■ **Exercise inputs**:
----
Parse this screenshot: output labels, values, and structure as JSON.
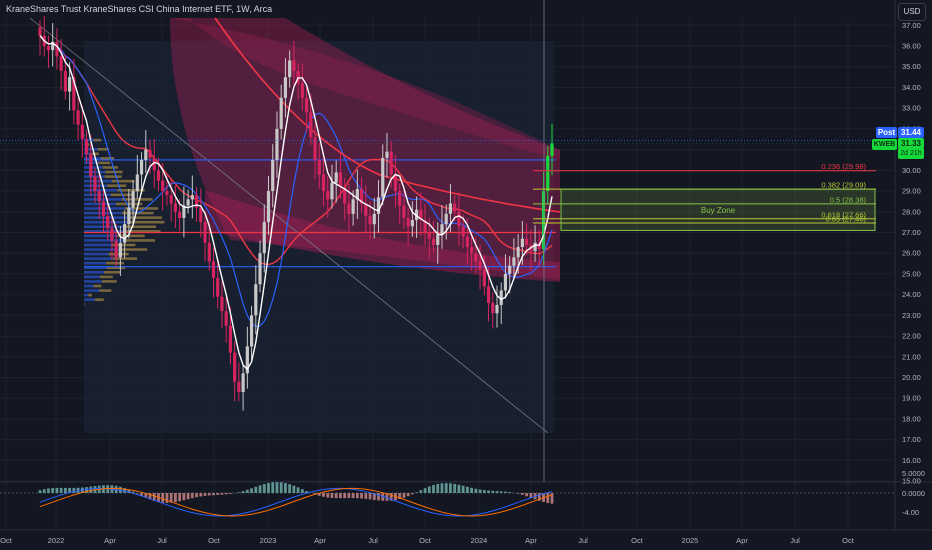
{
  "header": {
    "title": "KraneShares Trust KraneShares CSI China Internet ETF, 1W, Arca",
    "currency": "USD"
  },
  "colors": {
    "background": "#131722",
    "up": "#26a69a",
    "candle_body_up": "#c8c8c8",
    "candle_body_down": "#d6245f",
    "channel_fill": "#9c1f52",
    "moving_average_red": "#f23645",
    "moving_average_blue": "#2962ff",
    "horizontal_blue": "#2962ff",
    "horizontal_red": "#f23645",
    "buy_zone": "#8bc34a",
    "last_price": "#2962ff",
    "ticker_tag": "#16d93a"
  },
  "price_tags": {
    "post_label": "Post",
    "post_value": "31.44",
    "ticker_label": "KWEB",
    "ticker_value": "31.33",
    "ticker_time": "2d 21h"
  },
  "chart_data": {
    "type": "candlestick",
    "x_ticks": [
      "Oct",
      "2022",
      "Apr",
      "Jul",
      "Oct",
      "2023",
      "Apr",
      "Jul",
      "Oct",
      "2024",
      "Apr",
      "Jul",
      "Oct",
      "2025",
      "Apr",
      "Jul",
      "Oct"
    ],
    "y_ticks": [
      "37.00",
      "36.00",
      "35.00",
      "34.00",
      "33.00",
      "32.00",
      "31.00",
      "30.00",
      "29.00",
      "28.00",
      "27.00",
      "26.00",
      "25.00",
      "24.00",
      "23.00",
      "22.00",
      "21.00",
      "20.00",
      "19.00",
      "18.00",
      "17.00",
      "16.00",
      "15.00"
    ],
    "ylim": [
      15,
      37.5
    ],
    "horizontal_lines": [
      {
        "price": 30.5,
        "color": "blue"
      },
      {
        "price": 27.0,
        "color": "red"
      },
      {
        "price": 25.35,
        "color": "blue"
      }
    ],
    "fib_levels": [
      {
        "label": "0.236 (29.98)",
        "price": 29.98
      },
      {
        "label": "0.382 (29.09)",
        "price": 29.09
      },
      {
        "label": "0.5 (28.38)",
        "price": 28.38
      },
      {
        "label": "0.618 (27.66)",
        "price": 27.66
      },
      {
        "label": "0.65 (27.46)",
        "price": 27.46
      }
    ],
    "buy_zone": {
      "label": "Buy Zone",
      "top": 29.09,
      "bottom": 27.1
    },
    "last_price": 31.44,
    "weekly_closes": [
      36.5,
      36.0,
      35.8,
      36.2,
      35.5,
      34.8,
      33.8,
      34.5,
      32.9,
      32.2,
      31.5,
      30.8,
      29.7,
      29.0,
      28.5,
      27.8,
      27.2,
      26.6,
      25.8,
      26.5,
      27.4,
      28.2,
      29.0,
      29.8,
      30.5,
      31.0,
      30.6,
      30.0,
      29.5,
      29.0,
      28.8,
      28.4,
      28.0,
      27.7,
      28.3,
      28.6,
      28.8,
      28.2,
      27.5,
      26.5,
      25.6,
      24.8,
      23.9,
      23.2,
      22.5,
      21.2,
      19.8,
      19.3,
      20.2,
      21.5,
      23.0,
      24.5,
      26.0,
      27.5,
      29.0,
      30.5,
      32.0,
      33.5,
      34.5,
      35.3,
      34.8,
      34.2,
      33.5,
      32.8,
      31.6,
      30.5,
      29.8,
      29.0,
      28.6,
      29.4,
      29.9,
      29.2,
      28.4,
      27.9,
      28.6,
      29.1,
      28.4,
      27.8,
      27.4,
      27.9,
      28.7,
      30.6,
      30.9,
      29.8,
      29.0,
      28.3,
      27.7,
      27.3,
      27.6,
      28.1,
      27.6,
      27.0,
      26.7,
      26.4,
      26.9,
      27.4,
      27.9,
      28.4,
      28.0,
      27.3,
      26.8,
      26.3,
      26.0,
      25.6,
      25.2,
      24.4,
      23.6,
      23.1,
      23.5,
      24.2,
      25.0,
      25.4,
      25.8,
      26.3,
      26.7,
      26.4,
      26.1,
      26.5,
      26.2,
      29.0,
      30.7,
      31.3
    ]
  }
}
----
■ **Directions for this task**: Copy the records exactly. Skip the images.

■ **Exercise answer**:
Parse this screenshot: output labels, values, and structure as JSON.
{
  "header": {
    "title": "KraneShares Trust KraneShares CSI China Internet ETF, 1W, Arca",
    "currency": "USD"
  },
  "colors": {
    "background": "#131722",
    "up": "#26a69a",
    "candle_body_up": "#c8c8c8",
    "candle_body_down": "#d6245f",
    "channel_fill": "#9c1f52",
    "moving_average_red": "#f23645",
    "moving_average_blue": "#2962ff",
    "horizontal_blue": "#2962ff",
    "horizontal_red": "#f23645",
    "buy_zone": "#8bc34a",
    "last_price": "#2962ff",
    "ticker_tag": "#16d93a"
  },
  "price_tags": {
    "post_label": "Post",
    "post_value": "31.44",
    "ticker_label": "KWEB",
    "ticker_value": "31.33",
    "ticker_time": "2d 21h"
  },
  "chart_data": {
    "type": "candlestick",
    "x_ticks": [
      "Oct",
      "2022",
      "Apr",
      "Jul",
      "Oct",
      "2023",
      "Apr",
      "Jul",
      "Oct",
      "2024",
      "Apr",
      "Jul",
      "Oct",
      "2025",
      "Apr",
      "Jul",
      "Oct"
    ],
    "y_ticks": [
      "37.00",
      "36.00",
      "35.00",
      "34.00",
      "33.00",
      "32.00",
      "31.00",
      "30.00",
      "29.00",
      "28.00",
      "27.00",
      "26.00",
      "25.00",
      "24.00",
      "23.00",
      "22.00",
      "21.00",
      "20.00",
      "19.00",
      "18.00",
      "17.00",
      "16.00",
      "15.00"
    ],
    "ylim": [
      15,
      37.5
    ],
    "horizontal_lines": [
      {
        "price": 30.5,
        "color": "blue"
      },
      {
        "price": 27.0,
        "color": "red"
      },
      {
        "price": 25.35,
        "color": "blue"
      }
    ],
    "fib_levels": [
      {
        "label": "0.236 (29.98)",
        "price": 29.98
      },
      {
        "label": "0.382 (29.09)",
        "price": 29.09
      },
      {
        "label": "0.5 (28.38)",
        "price": 28.38
      },
      {
        "label": "0.618 (27.66)",
        "price": 27.66
      },
      {
        "label": "0.65 (27.46)",
        "price": 27.46
      }
    ],
    "buy_zone": {
      "label": "Buy Zone",
      "top": 29.09,
      "bottom": 27.1
    },
    "last_price": 31.44,
    "weekly_closes": [
      36.5,
      36.0,
      35.8,
      36.2,
      35.5,
      34.8,
      33.8,
      34.5,
      32.9,
      32.2,
      31.5,
      30.8,
      29.7,
      29.0,
      28.5,
      27.8,
      27.2,
      26.6,
      25.8,
      26.5,
      27.4,
      28.2,
      29.0,
      29.8,
      30.5,
      31.0,
      30.6,
      30.0,
      29.5,
      29.0,
      28.8,
      28.4,
      28.0,
      27.7,
      28.3,
      28.6,
      28.8,
      28.2,
      27.5,
      26.5,
      25.6,
      24.8,
      23.9,
      23.2,
      22.5,
      21.2,
      19.8,
      19.3,
      20.2,
      21.5,
      23.0,
      24.5,
      26.0,
      27.5,
      29.0,
      30.5,
      32.0,
      33.5,
      34.5,
      35.3,
      34.8,
      34.2,
      33.5,
      32.8,
      31.6,
      30.5,
      29.8,
      29.0,
      28.6,
      29.4,
      29.9,
      29.2,
      28.4,
      27.9,
      28.6,
      29.1,
      28.4,
      27.8,
      27.4,
      27.9,
      28.7,
      30.6,
      30.9,
      29.8,
      29.0,
      28.3,
      27.7,
      27.3,
      27.6,
      28.1,
      27.6,
      27.0,
      26.7,
      26.4,
      26.9,
      27.4,
      27.9,
      28.4,
      28.0,
      27.3,
      26.8,
      26.3,
      26.0,
      25.6,
      25.2,
      24.4,
      23.6,
      23.1,
      23.5,
      24.2,
      25.0,
      25.4,
      25.8,
      26.3,
      26.7,
      26.4,
      26.1,
      26.5,
      26.2,
      29.0,
      30.7,
      31.3
    ]
  }
}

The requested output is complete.